Source material:
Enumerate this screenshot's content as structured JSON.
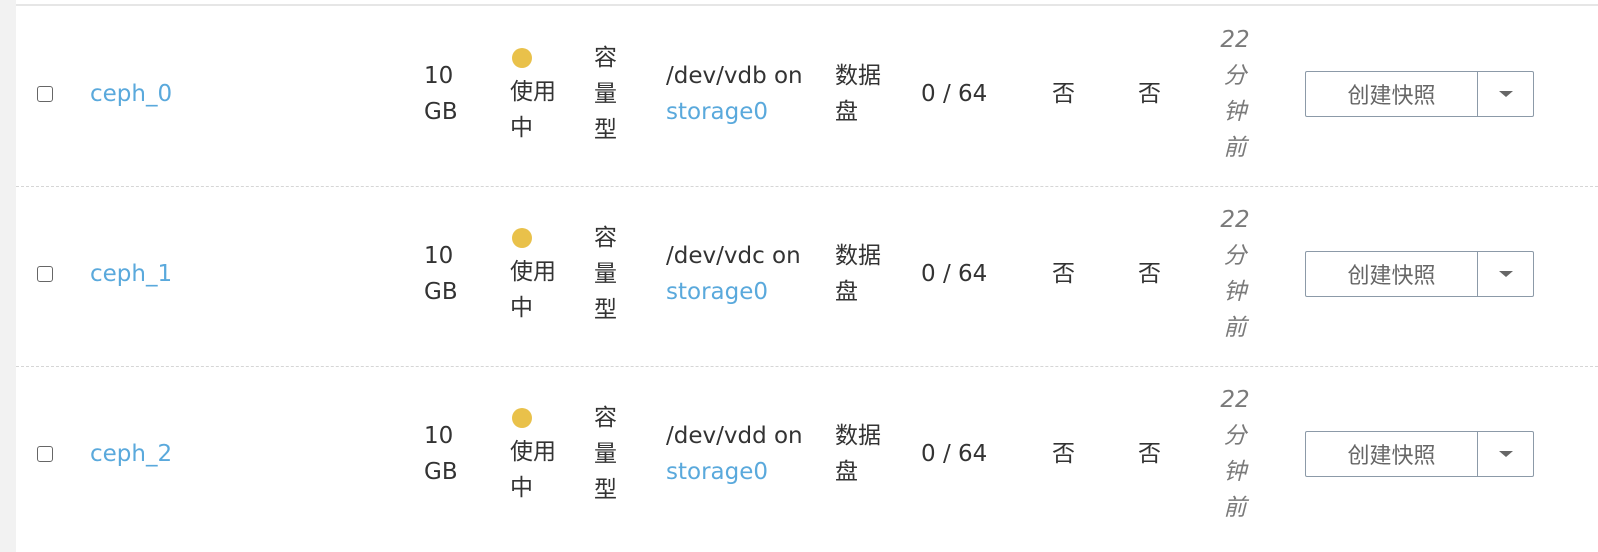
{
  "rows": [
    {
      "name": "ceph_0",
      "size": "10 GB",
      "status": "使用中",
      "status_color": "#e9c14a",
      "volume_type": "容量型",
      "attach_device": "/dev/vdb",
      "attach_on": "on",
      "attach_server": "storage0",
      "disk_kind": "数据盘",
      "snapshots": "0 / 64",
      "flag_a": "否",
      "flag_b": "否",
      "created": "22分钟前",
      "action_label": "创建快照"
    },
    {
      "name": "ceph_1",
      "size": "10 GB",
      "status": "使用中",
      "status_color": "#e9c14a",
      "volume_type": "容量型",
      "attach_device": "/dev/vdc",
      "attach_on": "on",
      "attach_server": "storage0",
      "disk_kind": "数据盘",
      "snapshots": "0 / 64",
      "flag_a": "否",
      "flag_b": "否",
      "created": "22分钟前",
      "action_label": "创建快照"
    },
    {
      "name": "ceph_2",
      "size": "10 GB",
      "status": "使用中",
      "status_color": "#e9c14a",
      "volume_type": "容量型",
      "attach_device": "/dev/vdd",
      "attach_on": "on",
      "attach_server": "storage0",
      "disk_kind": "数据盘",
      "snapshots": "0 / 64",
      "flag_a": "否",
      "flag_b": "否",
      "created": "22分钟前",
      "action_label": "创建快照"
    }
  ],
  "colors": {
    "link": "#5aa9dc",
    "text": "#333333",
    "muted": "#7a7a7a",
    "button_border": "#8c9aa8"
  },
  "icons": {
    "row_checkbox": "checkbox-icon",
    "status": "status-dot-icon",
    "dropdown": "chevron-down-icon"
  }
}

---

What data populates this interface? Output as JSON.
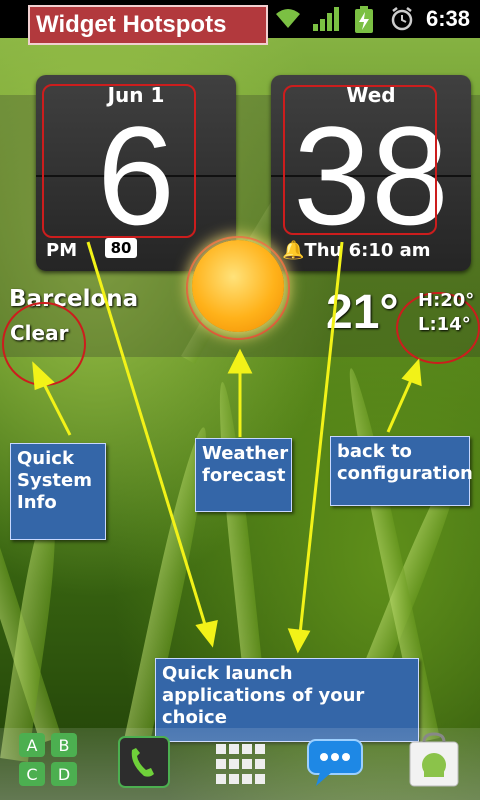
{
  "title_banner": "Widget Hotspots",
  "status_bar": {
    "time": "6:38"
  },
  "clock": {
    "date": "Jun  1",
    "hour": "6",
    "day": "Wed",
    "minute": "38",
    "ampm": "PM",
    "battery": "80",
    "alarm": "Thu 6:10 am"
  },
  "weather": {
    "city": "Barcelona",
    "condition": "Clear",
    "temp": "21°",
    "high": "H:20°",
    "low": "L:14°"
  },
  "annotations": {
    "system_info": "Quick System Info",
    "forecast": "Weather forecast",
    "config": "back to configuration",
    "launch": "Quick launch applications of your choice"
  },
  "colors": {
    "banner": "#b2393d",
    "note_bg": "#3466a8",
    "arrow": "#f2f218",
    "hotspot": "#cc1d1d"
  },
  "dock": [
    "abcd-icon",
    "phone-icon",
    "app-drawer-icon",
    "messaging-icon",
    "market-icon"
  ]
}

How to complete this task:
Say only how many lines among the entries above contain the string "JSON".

Exercise solution:
2